● **Exercise description**:
Please restate the entries below word for word, leaving out any pictures.

Stored items:
>>>>
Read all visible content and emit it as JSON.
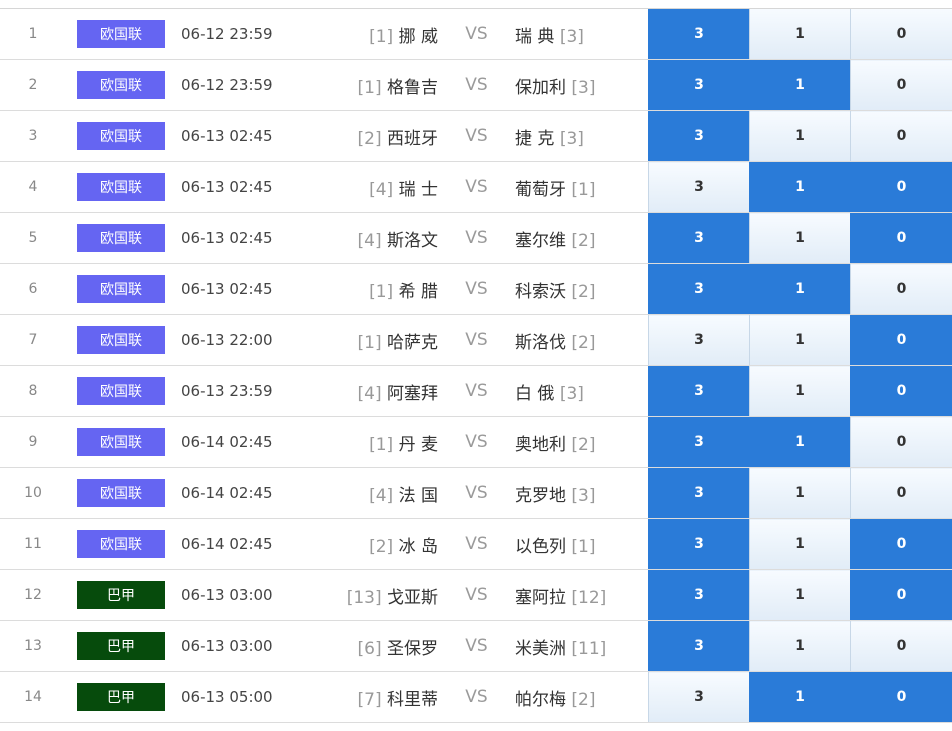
{
  "colors": {
    "euro_badge": "#6565f2",
    "brazil_badge": "#064b0c",
    "selected_odd_bg": "#2a7bd8",
    "odd_bg": "#e8f1fa"
  },
  "matches": [
    {
      "num": "1",
      "league": "欧国联",
      "league_type": "euro",
      "time": "06-12 23:59",
      "home_rank": "[1]",
      "home": "挪 威",
      "vs": "VS",
      "away": "瑞 典",
      "away_rank": "[3]",
      "odds": [
        "3",
        "1",
        "0"
      ],
      "selected": [
        true,
        false,
        false
      ]
    },
    {
      "num": "2",
      "league": "欧国联",
      "league_type": "euro",
      "time": "06-12 23:59",
      "home_rank": "[1]",
      "home": "格鲁吉",
      "vs": "VS",
      "away": "保加利",
      "away_rank": "[3]",
      "odds": [
        "3",
        "1",
        "0"
      ],
      "selected": [
        true,
        true,
        false
      ]
    },
    {
      "num": "3",
      "league": "欧国联",
      "league_type": "euro",
      "time": "06-13 02:45",
      "home_rank": "[2]",
      "home": "西班牙",
      "vs": "VS",
      "away": "捷 克",
      "away_rank": "[3]",
      "odds": [
        "3",
        "1",
        "0"
      ],
      "selected": [
        true,
        false,
        false
      ]
    },
    {
      "num": "4",
      "league": "欧国联",
      "league_type": "euro",
      "time": "06-13 02:45",
      "home_rank": "[4]",
      "home": "瑞 士",
      "vs": "VS",
      "away": "葡萄牙",
      "away_rank": "[1]",
      "odds": [
        "3",
        "1",
        "0"
      ],
      "selected": [
        false,
        true,
        true
      ]
    },
    {
      "num": "5",
      "league": "欧国联",
      "league_type": "euro",
      "time": "06-13 02:45",
      "home_rank": "[4]",
      "home": "斯洛文",
      "vs": "VS",
      "away": "塞尔维",
      "away_rank": "[2]",
      "odds": [
        "3",
        "1",
        "0"
      ],
      "selected": [
        true,
        false,
        true
      ]
    },
    {
      "num": "6",
      "league": "欧国联",
      "league_type": "euro",
      "time": "06-13 02:45",
      "home_rank": "[1]",
      "home": "希 腊",
      "vs": "VS",
      "away": "科索沃",
      "away_rank": "[2]",
      "odds": [
        "3",
        "1",
        "0"
      ],
      "selected": [
        true,
        true,
        false
      ]
    },
    {
      "num": "7",
      "league": "欧国联",
      "league_type": "euro",
      "time": "06-13 22:00",
      "home_rank": "[1]",
      "home": "哈萨克",
      "vs": "VS",
      "away": "斯洛伐",
      "away_rank": "[2]",
      "odds": [
        "3",
        "1",
        "0"
      ],
      "selected": [
        false,
        false,
        true
      ]
    },
    {
      "num": "8",
      "league": "欧国联",
      "league_type": "euro",
      "time": "06-13 23:59",
      "home_rank": "[4]",
      "home": "阿塞拜",
      "vs": "VS",
      "away": "白 俄",
      "away_rank": "[3]",
      "odds": [
        "3",
        "1",
        "0"
      ],
      "selected": [
        true,
        false,
        true
      ]
    },
    {
      "num": "9",
      "league": "欧国联",
      "league_type": "euro",
      "time": "06-14 02:45",
      "home_rank": "[1]",
      "home": "丹 麦",
      "vs": "VS",
      "away": "奥地利",
      "away_rank": "[2]",
      "odds": [
        "3",
        "1",
        "0"
      ],
      "selected": [
        true,
        true,
        false
      ]
    },
    {
      "num": "10",
      "league": "欧国联",
      "league_type": "euro",
      "time": "06-14 02:45",
      "home_rank": "[4]",
      "home": "法 国",
      "vs": "VS",
      "away": "克罗地",
      "away_rank": "[3]",
      "odds": [
        "3",
        "1",
        "0"
      ],
      "selected": [
        true,
        false,
        false
      ]
    },
    {
      "num": "11",
      "league": "欧国联",
      "league_type": "euro",
      "time": "06-14 02:45",
      "home_rank": "[2]",
      "home": "冰 岛",
      "vs": "VS",
      "away": "以色列",
      "away_rank": "[1]",
      "odds": [
        "3",
        "1",
        "0"
      ],
      "selected": [
        true,
        false,
        true
      ]
    },
    {
      "num": "12",
      "league": "巴甲",
      "league_type": "brazil",
      "time": "06-13 03:00",
      "home_rank": "[13]",
      "home": "戈亚斯",
      "vs": "VS",
      "away": "塞阿拉",
      "away_rank": "[12]",
      "odds": [
        "3",
        "1",
        "0"
      ],
      "selected": [
        true,
        false,
        true
      ]
    },
    {
      "num": "13",
      "league": "巴甲",
      "league_type": "brazil",
      "time": "06-13 03:00",
      "home_rank": "[6]",
      "home": "圣保罗",
      "vs": "VS",
      "away": "米美洲",
      "away_rank": "[11]",
      "odds": [
        "3",
        "1",
        "0"
      ],
      "selected": [
        true,
        false,
        false
      ]
    },
    {
      "num": "14",
      "league": "巴甲",
      "league_type": "brazil",
      "time": "06-13 05:00",
      "home_rank": "[7]",
      "home": "科里蒂",
      "vs": "VS",
      "away": "帕尔梅",
      "away_rank": "[2]",
      "odds": [
        "3",
        "1",
        "0"
      ],
      "selected": [
        false,
        true,
        true
      ]
    }
  ]
}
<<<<
● **Solution**:
Read all visible content and emit it as JSON.
{
  "colors": {
    "euro_badge": "#6565f2",
    "brazil_badge": "#064b0c",
    "selected_odd_bg": "#2a7bd8",
    "odd_bg": "#e8f1fa"
  },
  "matches": [
    {
      "num": "1",
      "league": "欧国联",
      "league_type": "euro",
      "time": "06-12 23:59",
      "home_rank": "[1]",
      "home": "挪 威",
      "vs": "VS",
      "away": "瑞 典",
      "away_rank": "[3]",
      "odds": [
        "3",
        "1",
        "0"
      ],
      "selected": [
        true,
        false,
        false
      ]
    },
    {
      "num": "2",
      "league": "欧国联",
      "league_type": "euro",
      "time": "06-12 23:59",
      "home_rank": "[1]",
      "home": "格鲁吉",
      "vs": "VS",
      "away": "保加利",
      "away_rank": "[3]",
      "odds": [
        "3",
        "1",
        "0"
      ],
      "selected": [
        true,
        true,
        false
      ]
    },
    {
      "num": "3",
      "league": "欧国联",
      "league_type": "euro",
      "time": "06-13 02:45",
      "home_rank": "[2]",
      "home": "西班牙",
      "vs": "VS",
      "away": "捷 克",
      "away_rank": "[3]",
      "odds": [
        "3",
        "1",
        "0"
      ],
      "selected": [
        true,
        false,
        false
      ]
    },
    {
      "num": "4",
      "league": "欧国联",
      "league_type": "euro",
      "time": "06-13 02:45",
      "home_rank": "[4]",
      "home": "瑞 士",
      "vs": "VS",
      "away": "葡萄牙",
      "away_rank": "[1]",
      "odds": [
        "3",
        "1",
        "0"
      ],
      "selected": [
        false,
        true,
        true
      ]
    },
    {
      "num": "5",
      "league": "欧国联",
      "league_type": "euro",
      "time": "06-13 02:45",
      "home_rank": "[4]",
      "home": "斯洛文",
      "vs": "VS",
      "away": "塞尔维",
      "away_rank": "[2]",
      "odds": [
        "3",
        "1",
        "0"
      ],
      "selected": [
        true,
        false,
        true
      ]
    },
    {
      "num": "6",
      "league": "欧国联",
      "league_type": "euro",
      "time": "06-13 02:45",
      "home_rank": "[1]",
      "home": "希 腊",
      "vs": "VS",
      "away": "科索沃",
      "away_rank": "[2]",
      "odds": [
        "3",
        "1",
        "0"
      ],
      "selected": [
        true,
        true,
        false
      ]
    },
    {
      "num": "7",
      "league": "欧国联",
      "league_type": "euro",
      "time": "06-13 22:00",
      "home_rank": "[1]",
      "home": "哈萨克",
      "vs": "VS",
      "away": "斯洛伐",
      "away_rank": "[2]",
      "odds": [
        "3",
        "1",
        "0"
      ],
      "selected": [
        false,
        false,
        true
      ]
    },
    {
      "num": "8",
      "league": "欧国联",
      "league_type": "euro",
      "time": "06-13 23:59",
      "home_rank": "[4]",
      "home": "阿塞拜",
      "vs": "VS",
      "away": "白 俄",
      "away_rank": "[3]",
      "odds": [
        "3",
        "1",
        "0"
      ],
      "selected": [
        true,
        false,
        true
      ]
    },
    {
      "num": "9",
      "league": "欧国联",
      "league_type": "euro",
      "time": "06-14 02:45",
      "home_rank": "[1]",
      "home": "丹 麦",
      "vs": "VS",
      "away": "奥地利",
      "away_rank": "[2]",
      "odds": [
        "3",
        "1",
        "0"
      ],
      "selected": [
        true,
        true,
        false
      ]
    },
    {
      "num": "10",
      "league": "欧国联",
      "league_type": "euro",
      "time": "06-14 02:45",
      "home_rank": "[4]",
      "home": "法 国",
      "vs": "VS",
      "away": "克罗地",
      "away_rank": "[3]",
      "odds": [
        "3",
        "1",
        "0"
      ],
      "selected": [
        true,
        false,
        false
      ]
    },
    {
      "num": "11",
      "league": "欧国联",
      "league_type": "euro",
      "time": "06-14 02:45",
      "home_rank": "[2]",
      "home": "冰 岛",
      "vs": "VS",
      "away": "以色列",
      "away_rank": "[1]",
      "odds": [
        "3",
        "1",
        "0"
      ],
      "selected": [
        true,
        false,
        true
      ]
    },
    {
      "num": "12",
      "league": "巴甲",
      "league_type": "brazil",
      "time": "06-13 03:00",
      "home_rank": "[13]",
      "home": "戈亚斯",
      "vs": "VS",
      "away": "塞阿拉",
      "away_rank": "[12]",
      "odds": [
        "3",
        "1",
        "0"
      ],
      "selected": [
        true,
        false,
        true
      ]
    },
    {
      "num": "13",
      "league": "巴甲",
      "league_type": "brazil",
      "time": "06-13 03:00",
      "home_rank": "[6]",
      "home": "圣保罗",
      "vs": "VS",
      "away": "米美洲",
      "away_rank": "[11]",
      "odds": [
        "3",
        "1",
        "0"
      ],
      "selected": [
        true,
        false,
        false
      ]
    },
    {
      "num": "14",
      "league": "巴甲",
      "league_type": "brazil",
      "time": "06-13 05:00",
      "home_rank": "[7]",
      "home": "科里蒂",
      "vs": "VS",
      "away": "帕尔梅",
      "away_rank": "[2]",
      "odds": [
        "3",
        "1",
        "0"
      ],
      "selected": [
        false,
        true,
        true
      ]
    }
  ]
}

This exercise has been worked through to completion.